Morning ahs broken

Morning has broken

Posted by DeborahH in Australia, Beach, Black and white, Camping, Daily Life, Nature, Tasmania, Weekends, 0 comments
Challenge 2

Challenge 2

What wouldn’t translate into black and white very well?  I can easily see how industrial scenes and buildings could be rendered in black and white, but the challenge was to look at how other things that seem dependent on colour would work. So – flowers! Flowers and other plants depend on colour for survival. Do they work in black and white?  So here is a play in my garden to take out the colour.

What am I learning about taking on this challenge? For one, I do find it difficult to ‘see’ in B&W. I look for the easy to translate options – the black rose below, tulips with a pale colour, and my tomato plant after watering with the focus on the droplets.  Plants where the lack of colour really doesn’t change much. I think it is still cheating a bit, and I wonder how photographers who only had B&W saw the world. Was it an automatic translation for them, or did they receive a shock when they saw the vibrant colours they had photographed lost, and turned into shadows of colour? Were they inured to the loss of colour, and so turned to other, more technical ways of making flowers, landscapes and the world around them vibrant? Dodge and burn, changing contrasts, grain…

More experiments to come, forcing myself to see differently.

Posted by DeborahH in Australia, Black and white, Growth and Development, Nature, Tasmania, 0 comments
Day trip #2

Day trip #2

Going north is pretty hard when you live less than a kilometre from the northern coast of an island. BUT, if I am to do a day trip in each direction, I needed to make it happen.  So my rules were simple: a few kms in each direction, less than a km from the coast.  I explored beaches, turned off to see what the signs along the roads meant, and looked at what weekend life for the people who live in my area was like. What I found was fun. Enjoy day tripping with me!!

Posted by DeborahH in Australia, Beach, Cultural dimensions, Daily Life, Fun, Nature, Road trip, Tasmania, Village life, Weekends, 0 comments
Easter in Australia

Easter in Australia

2 teenage girls, 3 dogs, 5 boys between seven and (nearly) eleven, nine adults, enough food to feed an army in gourmet style, enough beer and wine to allow for the odd glass or two, and a beautiful beach all equal a great Easter weekend camping. The campfire was a constant, relaxation the order of the day. Long walks on the beach, fishing, abalone diving, oyster gathering, swimming, sandcastle construction, board and card games.  And of course – the Easter Bunny!!
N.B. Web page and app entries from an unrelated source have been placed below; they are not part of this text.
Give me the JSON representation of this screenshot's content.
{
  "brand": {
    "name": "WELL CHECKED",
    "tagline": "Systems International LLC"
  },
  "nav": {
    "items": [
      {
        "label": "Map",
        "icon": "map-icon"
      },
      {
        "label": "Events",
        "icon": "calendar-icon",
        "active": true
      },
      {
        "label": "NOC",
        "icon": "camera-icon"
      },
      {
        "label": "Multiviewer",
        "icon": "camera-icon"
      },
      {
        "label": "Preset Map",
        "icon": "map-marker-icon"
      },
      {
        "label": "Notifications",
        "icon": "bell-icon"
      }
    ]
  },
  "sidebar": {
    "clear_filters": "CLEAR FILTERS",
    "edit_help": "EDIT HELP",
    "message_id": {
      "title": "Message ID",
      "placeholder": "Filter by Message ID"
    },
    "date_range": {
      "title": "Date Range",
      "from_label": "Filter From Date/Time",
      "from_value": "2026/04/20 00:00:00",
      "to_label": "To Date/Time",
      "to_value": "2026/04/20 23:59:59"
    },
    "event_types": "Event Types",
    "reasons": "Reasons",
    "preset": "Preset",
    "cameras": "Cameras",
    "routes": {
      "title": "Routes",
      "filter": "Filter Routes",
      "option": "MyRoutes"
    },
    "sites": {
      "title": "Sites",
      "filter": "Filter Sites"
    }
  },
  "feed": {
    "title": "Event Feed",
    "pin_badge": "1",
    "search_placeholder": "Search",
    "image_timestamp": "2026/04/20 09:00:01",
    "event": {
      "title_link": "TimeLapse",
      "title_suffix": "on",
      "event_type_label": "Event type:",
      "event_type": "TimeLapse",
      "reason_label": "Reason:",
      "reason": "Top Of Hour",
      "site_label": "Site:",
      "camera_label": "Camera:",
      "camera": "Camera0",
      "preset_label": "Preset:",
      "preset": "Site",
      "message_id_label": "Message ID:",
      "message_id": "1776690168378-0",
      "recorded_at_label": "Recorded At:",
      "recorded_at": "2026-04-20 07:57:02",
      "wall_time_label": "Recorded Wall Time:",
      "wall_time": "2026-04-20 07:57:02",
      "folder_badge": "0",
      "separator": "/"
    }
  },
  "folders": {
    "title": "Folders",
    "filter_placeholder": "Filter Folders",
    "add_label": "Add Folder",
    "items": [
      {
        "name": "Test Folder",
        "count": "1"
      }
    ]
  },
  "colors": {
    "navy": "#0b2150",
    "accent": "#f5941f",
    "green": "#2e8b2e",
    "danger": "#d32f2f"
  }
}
Easter can be the last lovely weekend of summer, or the first chilly weekend of autumn, and this one was a mix. A couple of very chilly mornings, glorious afternoons, and nights where the fire beckoned. And naturally, the final day – pack up and leave – was the best, most glorious summer day imaginable. Always.  Friends had brought an old caravan and constructed a shed on this bit of remote beach that allowed us to store food, and change in peace. They have a truly Australian open door policy – welcome to all. If you look for symbolism at Easter – this welcome is it, and it lasts all year.

Posted by DeborahH in Australia, Beach, Camping, Easter, Fun, Human-nature interaction, Nature, Tasmania, Weekends, 0 comments


I’ve been lucky enough to see some pretty magic sunrises around the world, and every sunrise is special.  Watching the world awaken and warm, everything fresh and new is wonderful. Here, in Tasmania, I don’t have to push myself to jump out of bed super early to see spectacular sunrises, for which I am very grateful.  However, the sunrises I like best aren’t the typical beautiful colours, magical mist, pretty mountain ones.  The ones I feel are really special are the ones that interact with the human element of life: people, industry, housing. That interaction of eternal nature and ephemeral humanity fascinates me.

Posted by DeborahH in Australia, Daily Life, Human-nature interaction, Nature, 0 comments